Work instructions =>
Go through the material and copy each line in which the word "AI摘要" shows up.

◇ ◇ ◇ ◇

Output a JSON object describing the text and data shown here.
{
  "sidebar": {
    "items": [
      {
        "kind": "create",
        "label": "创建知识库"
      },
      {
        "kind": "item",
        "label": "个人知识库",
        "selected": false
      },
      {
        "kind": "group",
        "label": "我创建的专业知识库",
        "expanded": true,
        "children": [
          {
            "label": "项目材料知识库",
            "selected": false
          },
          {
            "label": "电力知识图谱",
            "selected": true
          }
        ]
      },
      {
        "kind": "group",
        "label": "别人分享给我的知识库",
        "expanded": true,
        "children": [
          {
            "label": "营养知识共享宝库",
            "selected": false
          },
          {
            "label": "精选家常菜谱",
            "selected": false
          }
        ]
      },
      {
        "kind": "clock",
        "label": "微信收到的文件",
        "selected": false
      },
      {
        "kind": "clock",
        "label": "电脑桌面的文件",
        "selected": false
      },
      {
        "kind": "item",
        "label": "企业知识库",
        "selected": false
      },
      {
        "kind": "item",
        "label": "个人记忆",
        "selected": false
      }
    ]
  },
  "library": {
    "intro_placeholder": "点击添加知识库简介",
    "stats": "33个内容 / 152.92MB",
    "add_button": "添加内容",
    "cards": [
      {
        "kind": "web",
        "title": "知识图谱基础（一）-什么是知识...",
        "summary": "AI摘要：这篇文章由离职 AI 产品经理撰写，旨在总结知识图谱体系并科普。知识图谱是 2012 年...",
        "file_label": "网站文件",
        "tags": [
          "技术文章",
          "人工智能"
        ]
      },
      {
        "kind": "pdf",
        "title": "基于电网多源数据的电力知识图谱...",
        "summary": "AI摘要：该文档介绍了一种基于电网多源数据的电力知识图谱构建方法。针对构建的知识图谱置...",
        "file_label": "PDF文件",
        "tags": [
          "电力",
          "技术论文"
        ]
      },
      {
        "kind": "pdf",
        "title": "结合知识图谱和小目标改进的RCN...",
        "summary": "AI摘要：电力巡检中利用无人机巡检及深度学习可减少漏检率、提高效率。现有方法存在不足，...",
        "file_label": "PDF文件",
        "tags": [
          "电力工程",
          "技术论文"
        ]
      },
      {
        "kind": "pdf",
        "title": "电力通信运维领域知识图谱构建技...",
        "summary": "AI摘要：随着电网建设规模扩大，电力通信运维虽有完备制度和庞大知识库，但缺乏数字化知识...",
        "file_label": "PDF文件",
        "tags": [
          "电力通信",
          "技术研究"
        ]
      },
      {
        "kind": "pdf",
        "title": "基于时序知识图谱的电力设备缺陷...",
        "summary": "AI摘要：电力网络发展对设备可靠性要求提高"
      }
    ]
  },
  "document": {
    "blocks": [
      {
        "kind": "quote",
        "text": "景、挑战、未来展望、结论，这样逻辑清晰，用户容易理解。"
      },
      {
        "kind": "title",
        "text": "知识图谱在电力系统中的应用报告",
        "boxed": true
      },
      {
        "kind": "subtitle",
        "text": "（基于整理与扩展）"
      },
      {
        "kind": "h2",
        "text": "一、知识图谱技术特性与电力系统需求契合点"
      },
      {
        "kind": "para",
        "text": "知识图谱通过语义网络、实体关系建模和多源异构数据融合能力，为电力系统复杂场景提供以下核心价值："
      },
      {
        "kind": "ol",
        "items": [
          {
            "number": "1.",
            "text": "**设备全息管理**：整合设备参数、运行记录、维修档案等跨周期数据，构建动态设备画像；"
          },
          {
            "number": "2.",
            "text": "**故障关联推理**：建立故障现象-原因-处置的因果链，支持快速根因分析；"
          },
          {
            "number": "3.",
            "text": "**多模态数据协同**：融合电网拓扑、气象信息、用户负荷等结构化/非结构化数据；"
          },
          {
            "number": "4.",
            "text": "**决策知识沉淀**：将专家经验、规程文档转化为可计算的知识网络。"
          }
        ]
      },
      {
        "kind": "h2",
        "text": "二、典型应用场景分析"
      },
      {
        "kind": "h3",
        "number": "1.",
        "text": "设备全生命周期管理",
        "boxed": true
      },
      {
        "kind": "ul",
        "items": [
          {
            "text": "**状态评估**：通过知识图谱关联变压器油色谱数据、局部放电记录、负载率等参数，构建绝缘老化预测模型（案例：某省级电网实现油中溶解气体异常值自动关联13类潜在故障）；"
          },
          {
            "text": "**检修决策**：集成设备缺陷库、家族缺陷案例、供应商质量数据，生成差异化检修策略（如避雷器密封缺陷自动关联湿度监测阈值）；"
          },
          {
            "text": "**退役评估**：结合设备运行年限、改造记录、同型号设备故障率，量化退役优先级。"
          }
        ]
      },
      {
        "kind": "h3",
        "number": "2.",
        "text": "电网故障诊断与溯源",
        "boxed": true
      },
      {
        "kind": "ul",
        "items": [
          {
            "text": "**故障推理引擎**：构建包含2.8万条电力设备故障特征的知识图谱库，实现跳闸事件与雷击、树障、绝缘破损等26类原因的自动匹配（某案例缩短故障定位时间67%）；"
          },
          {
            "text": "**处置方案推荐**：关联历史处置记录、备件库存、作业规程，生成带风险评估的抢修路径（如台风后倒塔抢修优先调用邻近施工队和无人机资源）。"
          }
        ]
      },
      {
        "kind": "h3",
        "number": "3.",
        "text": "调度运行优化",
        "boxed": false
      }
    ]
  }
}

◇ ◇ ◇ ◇

Output of the exercise =>
        "summary": "AI摘要：这篇文章由离职 AI 产品经理撰写，旨在总结知识图谱体系并科普。知识图谱是 2012 年...",
        "summary": "AI摘要：该文档介绍了一种基于电网多源数据的电力知识图谱构建方法。针对构建的知识图谱置...",
        "summary": "AI摘要：电力巡检中利用无人机巡检及深度学习可减少漏检率、提高效率。现有方法存在不足，...",
        "summary": "AI摘要：随着电网建设规模扩大，电力通信运维虽有完备制度和庞大知识库，但缺乏数字化知识...",
        "summary": "AI摘要：电力网络发展对设备可靠性要求提高"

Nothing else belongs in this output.